Writing: Character Developmentby Leah on Dec 25,2017
There are many dynamics to a good unique character and if you take in all aspects of developing them you may find that not only are they appealing and fun to you, but to your audience as well. Here are a few useful tools and resources I have found while creating characters.
Photographs can be the best place to start when first visualizing your character. Don’t stop at just one, blend a few – take what you like about each of them and piece together a character. That’s not to say just put the best of everything together, flaws make characters special too. No one likes a Mary Sue (a perfect character, a cookie cut). Add some spice to their looks, scars, deformities, unique colors. Depending on your audience / reader / fellow players (rpg), you may want to consider keeping visuals minimal. Too much detail can get confusing so try not to go overboard. Some instances it is better to give subtle details and let your readers use their imagination to visualize the character. You want to keep in mind realism and fantasy, knowing what would be acceptable for realism and obviously most anything goes for fantasy. Going overboard can make it hard for your audience to visualize them. Of course there is always photoshop. However your pieces will be written, and it’s important for the character to be easily visualized (even with their uniqueness) in the mind while reading. Remember, it’s for your audience.

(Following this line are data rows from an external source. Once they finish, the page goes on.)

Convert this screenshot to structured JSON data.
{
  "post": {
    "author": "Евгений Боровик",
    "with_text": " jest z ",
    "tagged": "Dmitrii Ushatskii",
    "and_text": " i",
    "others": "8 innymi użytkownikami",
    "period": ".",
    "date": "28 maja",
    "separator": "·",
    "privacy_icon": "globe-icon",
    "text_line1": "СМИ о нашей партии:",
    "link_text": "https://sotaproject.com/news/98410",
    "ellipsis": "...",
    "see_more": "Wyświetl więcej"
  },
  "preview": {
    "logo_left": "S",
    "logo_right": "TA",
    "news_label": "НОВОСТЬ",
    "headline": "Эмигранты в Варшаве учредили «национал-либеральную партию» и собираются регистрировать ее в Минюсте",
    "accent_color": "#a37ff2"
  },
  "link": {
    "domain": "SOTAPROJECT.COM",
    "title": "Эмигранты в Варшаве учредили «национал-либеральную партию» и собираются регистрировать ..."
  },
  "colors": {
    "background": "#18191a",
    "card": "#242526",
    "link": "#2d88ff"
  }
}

Creating a character persona can be tough, how can you create a believable character? By not going outside of their ‘personality’ unless your plot reasonable calls for it. Some of the best writers are familiar with what is called the tone scale. Provided you have read and can understand the text, it is the staple for maintaining a realistic believable character in any situation. Using the sliding tone scale also referred to as ‘volume’ you can easily find what level of personality change to certain circumstances and situations that would be not only believable for the reader, but also retain their interest in your written piece. The only time this will fail you, is when you fail to use it. (Although I promote the tone scale to use for writing and character development, I personally do not affiliate or promote Scientology.) It’s rather lengthy, however it is a book. Read: How To Chose Your People, By Ruth Minshull